Between 1985-1993, Lendl and Becker had met 21 times and it was a close rivalry right from the start despite the fact Lendl came victorious in the first four clashes. Becker toppled the Czech in their first three meetings on grass at Wimbledon although it was a different story at Queen's 1990, with Ivan celebrating a 6-3, 6-2 triumph on June 17 to defend the title he lifted 12 months ago and make another significant step in Wimbledon assault.

Dominating with his first serve, Lendl fended off all five break points faced in the opening game of the match, playing better and better as the battle progressed to leave Boris miles behind, scoring four breaks and firing around 35 winners to have the upper hand all the time.

As was expected, the quickest exchanges up to four strokes decided the winner and Lendl had a massive advantage in those, serving well and using every opportunity on the return to keep Becker off-balance and impose his strokes.

Boris held at love in the opening game with a service winner and grabbed the first three points on Lendl's serve to create three break points. Facing an early setback and the worst possible start of the final, the Czech fired three winners to fend them off, repelling additional two for a crucial hold after an ace to level the score at 1-1.

From 40-0 up in the third game, Becker lost five straight points and suffered a break after a loose volley that sent Lendl ahead. The Czech landed an ace in game four for a hold at 15, hitting two unreturned serves in the sixth game to open a 4-2 gap.

Becker couldn't do much in the return games and Lendl brought another game home after an ace for a 5-3, leaving the German to serve to stay in the set. Despite some good holds after that break he experienced, Boris got broken again to hand the opener to Lendl 6-3 after a return winner from the more experienced player who was hoping for more of the same in set number two.

Lend certainly made a good start there, holding at 15 after four winners in the first game and breaking Becker a few minutes later for a considerable advantage.
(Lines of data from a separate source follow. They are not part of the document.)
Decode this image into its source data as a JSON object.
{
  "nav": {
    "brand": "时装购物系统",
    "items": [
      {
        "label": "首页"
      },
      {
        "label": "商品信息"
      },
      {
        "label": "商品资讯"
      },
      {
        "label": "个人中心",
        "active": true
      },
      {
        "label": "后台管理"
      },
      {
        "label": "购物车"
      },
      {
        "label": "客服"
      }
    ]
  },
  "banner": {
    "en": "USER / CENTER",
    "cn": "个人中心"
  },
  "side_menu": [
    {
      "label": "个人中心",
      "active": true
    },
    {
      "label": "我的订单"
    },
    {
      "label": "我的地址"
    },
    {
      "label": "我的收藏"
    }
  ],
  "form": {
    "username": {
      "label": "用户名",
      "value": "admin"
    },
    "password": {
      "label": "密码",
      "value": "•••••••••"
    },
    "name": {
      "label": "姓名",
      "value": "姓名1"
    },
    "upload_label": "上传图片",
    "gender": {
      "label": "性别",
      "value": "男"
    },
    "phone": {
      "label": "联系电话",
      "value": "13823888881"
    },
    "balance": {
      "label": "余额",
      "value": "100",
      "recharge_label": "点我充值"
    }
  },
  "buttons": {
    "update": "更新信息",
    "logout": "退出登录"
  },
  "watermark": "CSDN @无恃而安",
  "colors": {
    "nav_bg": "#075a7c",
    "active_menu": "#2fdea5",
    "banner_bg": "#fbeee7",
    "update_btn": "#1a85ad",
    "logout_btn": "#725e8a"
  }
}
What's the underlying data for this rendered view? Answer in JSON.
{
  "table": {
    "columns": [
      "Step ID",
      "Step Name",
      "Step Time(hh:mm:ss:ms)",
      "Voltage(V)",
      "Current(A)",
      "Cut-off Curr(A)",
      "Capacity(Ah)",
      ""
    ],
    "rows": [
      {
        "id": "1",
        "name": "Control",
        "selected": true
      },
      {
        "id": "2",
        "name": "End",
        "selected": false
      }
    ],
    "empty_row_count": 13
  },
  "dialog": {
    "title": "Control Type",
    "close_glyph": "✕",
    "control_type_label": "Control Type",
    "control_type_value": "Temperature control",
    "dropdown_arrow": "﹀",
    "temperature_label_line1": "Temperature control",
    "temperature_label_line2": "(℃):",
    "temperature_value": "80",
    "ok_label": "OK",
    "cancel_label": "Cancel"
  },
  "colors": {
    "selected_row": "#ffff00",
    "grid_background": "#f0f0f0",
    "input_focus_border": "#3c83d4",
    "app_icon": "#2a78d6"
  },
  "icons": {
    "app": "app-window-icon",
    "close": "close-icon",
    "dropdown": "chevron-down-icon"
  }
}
Hitting one winner after another, Ivan raced into a 3-0 lead and an ace in game five pushed him 4-1 up, with his initial shot standing as an unsolved riddle for the German on that day.

Boris finally did more damage on the return in game seven but couldn't create a break point, allowing Lendl to bring it home after two service winners. Three consecutive return winners in the eighth game sealed the deal for the Czech who delivered one of his most notable wins on grass in a career, doing absolutely everything right and leaving Becker far behind in every segment.

Both players struggled to find the first serve although we couldn't have noticed that in Lendl's games after that opening one, never losing serve and keeping the pressure on Becker with brilliant returns and more than 30 winners, outplaying the rival completely to become a two-time Queen's champion.